[[ PROVIDED ENTRIES open ]]
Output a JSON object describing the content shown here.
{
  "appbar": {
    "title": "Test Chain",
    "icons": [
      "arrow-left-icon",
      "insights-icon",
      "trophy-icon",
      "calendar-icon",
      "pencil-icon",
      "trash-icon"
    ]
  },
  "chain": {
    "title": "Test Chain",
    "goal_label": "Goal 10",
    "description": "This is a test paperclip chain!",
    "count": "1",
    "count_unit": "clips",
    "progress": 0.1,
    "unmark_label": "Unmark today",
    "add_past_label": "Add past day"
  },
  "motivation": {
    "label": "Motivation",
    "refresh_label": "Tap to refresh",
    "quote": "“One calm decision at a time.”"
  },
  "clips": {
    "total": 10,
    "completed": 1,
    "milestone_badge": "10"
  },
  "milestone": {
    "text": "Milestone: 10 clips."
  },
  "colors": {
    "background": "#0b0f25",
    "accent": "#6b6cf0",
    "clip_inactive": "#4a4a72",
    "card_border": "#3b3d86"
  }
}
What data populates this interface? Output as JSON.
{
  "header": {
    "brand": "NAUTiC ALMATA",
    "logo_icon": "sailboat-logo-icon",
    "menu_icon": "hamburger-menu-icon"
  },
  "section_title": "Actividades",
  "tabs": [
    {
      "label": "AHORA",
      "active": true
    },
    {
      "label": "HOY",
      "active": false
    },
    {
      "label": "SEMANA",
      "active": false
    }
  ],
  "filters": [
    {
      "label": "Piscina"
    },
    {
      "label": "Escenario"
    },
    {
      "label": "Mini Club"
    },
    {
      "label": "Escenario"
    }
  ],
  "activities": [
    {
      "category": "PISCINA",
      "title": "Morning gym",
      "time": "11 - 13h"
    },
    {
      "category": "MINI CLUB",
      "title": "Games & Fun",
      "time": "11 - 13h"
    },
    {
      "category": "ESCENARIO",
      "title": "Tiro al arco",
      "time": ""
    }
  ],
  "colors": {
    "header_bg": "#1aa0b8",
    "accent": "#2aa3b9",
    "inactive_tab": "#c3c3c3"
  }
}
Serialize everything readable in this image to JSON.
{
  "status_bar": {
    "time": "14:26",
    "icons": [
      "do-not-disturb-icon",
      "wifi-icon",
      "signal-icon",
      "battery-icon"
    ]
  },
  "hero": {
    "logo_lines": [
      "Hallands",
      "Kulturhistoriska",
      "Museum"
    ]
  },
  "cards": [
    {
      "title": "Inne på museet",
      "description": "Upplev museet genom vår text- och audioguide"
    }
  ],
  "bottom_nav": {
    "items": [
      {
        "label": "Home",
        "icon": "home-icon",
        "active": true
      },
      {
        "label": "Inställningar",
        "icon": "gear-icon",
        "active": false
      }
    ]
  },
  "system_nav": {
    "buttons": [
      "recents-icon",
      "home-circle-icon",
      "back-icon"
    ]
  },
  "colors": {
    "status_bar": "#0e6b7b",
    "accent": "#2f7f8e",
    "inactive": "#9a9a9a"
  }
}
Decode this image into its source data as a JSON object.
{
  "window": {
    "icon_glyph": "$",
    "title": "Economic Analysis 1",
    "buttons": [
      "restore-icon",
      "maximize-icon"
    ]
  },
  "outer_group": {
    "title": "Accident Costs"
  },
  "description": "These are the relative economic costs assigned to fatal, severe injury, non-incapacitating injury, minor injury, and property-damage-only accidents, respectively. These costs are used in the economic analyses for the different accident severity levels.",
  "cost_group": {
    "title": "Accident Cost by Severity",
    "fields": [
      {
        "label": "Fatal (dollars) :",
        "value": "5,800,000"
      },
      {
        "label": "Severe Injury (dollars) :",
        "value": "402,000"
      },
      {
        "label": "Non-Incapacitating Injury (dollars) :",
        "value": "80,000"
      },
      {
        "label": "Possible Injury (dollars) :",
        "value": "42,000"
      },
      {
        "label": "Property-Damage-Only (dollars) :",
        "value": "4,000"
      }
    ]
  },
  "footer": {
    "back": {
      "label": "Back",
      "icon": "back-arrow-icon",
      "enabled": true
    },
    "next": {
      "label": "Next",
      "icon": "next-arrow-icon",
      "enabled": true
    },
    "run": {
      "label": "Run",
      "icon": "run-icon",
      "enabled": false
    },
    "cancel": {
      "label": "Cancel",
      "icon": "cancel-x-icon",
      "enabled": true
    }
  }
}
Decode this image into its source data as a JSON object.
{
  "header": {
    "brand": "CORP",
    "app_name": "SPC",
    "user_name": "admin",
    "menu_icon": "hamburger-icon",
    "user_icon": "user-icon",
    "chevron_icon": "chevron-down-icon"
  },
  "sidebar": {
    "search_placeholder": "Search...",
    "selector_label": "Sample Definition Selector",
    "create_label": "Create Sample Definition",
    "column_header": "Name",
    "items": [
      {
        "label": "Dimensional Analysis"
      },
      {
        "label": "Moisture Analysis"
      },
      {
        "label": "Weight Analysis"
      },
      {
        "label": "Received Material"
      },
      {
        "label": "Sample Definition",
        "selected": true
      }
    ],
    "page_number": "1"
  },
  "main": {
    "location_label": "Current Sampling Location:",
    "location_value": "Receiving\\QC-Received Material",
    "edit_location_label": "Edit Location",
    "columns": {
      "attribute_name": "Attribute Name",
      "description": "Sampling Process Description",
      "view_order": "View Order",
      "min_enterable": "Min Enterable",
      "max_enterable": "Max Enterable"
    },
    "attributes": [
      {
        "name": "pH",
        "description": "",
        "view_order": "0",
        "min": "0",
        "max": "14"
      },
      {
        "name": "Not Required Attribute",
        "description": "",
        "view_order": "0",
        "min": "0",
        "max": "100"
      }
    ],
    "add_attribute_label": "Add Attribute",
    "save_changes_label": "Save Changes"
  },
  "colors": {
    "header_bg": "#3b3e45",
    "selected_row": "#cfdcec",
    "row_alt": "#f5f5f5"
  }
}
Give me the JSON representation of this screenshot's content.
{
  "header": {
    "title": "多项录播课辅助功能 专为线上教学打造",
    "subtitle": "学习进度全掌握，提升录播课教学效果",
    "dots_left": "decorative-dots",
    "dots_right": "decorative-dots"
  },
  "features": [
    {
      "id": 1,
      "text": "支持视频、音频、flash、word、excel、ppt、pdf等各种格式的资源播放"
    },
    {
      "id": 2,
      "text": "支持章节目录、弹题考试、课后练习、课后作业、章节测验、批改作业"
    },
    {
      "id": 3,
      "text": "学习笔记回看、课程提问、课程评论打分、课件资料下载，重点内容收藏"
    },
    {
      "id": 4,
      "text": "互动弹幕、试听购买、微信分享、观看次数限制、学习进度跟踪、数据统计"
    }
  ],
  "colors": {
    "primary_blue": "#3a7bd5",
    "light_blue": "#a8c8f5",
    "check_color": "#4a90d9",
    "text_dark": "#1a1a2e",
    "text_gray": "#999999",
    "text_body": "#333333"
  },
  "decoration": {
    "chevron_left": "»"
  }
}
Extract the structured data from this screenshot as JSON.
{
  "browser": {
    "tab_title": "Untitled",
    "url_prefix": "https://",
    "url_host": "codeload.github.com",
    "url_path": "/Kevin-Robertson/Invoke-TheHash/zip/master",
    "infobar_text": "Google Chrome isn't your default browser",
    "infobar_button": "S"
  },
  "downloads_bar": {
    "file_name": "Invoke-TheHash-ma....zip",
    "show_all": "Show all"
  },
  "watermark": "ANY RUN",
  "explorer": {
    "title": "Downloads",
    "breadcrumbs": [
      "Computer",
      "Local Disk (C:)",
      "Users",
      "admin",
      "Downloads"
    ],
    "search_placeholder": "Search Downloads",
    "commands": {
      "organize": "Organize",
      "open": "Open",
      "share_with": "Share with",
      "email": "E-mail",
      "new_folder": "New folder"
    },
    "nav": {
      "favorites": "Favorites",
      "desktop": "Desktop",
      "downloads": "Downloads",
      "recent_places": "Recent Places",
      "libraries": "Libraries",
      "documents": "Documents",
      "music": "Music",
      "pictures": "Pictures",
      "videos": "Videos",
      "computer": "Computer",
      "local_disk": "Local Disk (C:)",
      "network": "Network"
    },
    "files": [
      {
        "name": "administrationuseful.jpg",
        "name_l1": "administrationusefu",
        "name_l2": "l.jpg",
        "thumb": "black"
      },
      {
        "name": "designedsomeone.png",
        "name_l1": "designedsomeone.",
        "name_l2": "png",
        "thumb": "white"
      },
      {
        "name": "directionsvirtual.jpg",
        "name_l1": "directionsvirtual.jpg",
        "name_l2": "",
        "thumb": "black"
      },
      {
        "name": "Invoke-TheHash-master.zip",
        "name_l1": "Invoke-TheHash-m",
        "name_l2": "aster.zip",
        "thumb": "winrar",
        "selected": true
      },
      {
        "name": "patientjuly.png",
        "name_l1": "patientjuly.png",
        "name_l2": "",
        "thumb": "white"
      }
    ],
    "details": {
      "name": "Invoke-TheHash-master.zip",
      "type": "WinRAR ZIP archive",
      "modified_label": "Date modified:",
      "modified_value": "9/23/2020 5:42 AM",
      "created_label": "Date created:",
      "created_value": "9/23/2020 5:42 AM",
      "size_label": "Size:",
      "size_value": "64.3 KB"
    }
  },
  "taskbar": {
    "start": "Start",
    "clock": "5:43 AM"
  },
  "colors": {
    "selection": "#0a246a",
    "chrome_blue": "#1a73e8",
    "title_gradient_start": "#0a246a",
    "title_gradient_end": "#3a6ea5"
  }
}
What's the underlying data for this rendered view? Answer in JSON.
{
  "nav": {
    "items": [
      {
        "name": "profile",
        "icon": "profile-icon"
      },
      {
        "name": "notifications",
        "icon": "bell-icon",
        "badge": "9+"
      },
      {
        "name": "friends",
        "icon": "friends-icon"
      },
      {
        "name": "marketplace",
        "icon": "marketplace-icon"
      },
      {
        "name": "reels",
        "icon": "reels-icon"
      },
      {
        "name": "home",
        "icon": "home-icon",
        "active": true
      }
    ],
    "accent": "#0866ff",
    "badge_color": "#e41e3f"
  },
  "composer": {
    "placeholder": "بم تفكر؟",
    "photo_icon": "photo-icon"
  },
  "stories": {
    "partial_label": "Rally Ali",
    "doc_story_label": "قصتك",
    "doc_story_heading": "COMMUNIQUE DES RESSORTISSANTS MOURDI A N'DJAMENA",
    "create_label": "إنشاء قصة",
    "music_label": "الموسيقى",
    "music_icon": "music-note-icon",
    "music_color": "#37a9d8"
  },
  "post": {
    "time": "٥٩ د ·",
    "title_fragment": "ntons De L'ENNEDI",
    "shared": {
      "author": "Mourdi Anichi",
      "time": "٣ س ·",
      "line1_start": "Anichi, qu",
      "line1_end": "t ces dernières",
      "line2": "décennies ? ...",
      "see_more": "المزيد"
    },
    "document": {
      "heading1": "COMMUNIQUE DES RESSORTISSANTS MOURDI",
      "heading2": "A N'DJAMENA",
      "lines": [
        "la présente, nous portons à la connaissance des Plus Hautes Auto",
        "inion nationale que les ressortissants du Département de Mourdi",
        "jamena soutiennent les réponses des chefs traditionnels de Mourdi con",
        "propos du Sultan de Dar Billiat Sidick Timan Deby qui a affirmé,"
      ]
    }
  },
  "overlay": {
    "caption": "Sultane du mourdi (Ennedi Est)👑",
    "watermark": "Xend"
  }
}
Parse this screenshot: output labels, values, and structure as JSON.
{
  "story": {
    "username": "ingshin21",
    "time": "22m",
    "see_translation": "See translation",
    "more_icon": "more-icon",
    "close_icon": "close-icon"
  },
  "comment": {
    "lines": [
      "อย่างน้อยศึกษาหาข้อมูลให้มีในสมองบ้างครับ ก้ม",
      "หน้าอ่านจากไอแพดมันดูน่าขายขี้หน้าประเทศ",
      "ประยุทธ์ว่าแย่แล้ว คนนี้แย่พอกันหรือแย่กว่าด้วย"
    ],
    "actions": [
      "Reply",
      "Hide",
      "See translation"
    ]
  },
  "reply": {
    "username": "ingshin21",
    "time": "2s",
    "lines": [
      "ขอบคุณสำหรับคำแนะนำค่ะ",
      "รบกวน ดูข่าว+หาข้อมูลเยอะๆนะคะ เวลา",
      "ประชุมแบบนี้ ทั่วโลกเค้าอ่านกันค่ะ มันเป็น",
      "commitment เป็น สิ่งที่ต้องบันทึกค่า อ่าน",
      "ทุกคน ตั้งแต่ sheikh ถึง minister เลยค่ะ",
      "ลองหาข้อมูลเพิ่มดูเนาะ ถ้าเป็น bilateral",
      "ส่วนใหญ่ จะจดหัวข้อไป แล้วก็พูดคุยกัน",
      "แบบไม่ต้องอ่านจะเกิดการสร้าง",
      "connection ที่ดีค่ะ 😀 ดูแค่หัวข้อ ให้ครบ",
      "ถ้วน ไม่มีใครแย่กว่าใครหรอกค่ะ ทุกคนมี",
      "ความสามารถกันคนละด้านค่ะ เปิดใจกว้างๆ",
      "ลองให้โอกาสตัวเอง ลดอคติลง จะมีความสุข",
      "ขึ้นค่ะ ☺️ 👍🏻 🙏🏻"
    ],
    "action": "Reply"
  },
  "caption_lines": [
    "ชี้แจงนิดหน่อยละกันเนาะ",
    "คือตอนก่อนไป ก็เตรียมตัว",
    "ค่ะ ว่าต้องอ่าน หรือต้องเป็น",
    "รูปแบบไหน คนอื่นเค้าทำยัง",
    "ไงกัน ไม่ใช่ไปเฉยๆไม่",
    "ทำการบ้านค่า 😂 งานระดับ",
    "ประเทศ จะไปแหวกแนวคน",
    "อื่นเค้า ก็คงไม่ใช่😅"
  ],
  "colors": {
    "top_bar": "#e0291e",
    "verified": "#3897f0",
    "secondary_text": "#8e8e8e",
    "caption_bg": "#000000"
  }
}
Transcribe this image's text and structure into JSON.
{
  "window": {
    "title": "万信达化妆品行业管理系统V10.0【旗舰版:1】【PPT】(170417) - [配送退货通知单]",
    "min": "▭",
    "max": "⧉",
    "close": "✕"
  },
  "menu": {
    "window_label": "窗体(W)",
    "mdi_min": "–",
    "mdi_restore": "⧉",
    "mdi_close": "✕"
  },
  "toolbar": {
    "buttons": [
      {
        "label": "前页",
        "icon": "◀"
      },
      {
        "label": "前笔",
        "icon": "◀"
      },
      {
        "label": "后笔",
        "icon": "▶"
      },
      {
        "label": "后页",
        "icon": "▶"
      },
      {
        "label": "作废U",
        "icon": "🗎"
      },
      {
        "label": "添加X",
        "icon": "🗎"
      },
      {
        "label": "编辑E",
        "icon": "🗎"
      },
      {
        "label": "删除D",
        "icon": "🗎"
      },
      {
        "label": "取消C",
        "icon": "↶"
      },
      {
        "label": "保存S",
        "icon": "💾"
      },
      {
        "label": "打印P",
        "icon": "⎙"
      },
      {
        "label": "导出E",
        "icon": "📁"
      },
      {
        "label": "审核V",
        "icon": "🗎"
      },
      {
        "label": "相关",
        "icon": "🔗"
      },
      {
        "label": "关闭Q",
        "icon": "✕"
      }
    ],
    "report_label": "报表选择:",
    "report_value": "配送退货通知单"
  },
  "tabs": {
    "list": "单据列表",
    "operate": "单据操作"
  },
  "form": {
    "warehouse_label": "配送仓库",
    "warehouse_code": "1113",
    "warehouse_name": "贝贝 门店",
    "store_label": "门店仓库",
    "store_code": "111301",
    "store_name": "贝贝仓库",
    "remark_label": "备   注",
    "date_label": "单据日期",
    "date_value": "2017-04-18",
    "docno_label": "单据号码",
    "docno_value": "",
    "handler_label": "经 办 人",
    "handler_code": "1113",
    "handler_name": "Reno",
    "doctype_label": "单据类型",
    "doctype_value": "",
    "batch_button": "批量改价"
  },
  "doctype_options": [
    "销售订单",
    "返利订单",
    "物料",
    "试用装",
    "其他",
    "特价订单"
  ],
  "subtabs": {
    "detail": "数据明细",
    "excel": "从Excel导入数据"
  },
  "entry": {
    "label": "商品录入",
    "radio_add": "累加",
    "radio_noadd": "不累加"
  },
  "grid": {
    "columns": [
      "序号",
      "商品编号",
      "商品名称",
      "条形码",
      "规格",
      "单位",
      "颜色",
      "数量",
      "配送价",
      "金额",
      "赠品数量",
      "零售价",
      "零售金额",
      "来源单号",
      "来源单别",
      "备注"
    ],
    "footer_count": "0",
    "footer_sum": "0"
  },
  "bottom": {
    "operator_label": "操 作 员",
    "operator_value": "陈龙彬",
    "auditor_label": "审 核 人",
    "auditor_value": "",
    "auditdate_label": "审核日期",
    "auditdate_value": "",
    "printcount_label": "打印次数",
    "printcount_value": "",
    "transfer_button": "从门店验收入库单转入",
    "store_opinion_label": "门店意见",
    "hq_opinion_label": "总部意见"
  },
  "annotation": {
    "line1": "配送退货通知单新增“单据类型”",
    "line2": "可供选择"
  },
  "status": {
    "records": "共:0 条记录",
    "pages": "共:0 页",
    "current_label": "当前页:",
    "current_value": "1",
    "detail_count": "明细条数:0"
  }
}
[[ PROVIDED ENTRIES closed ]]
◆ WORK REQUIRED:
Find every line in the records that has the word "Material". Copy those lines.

◆ THE ANSWER:
        "label": "Received Material"
    "location_value": "Receiving\\QC-Received Material",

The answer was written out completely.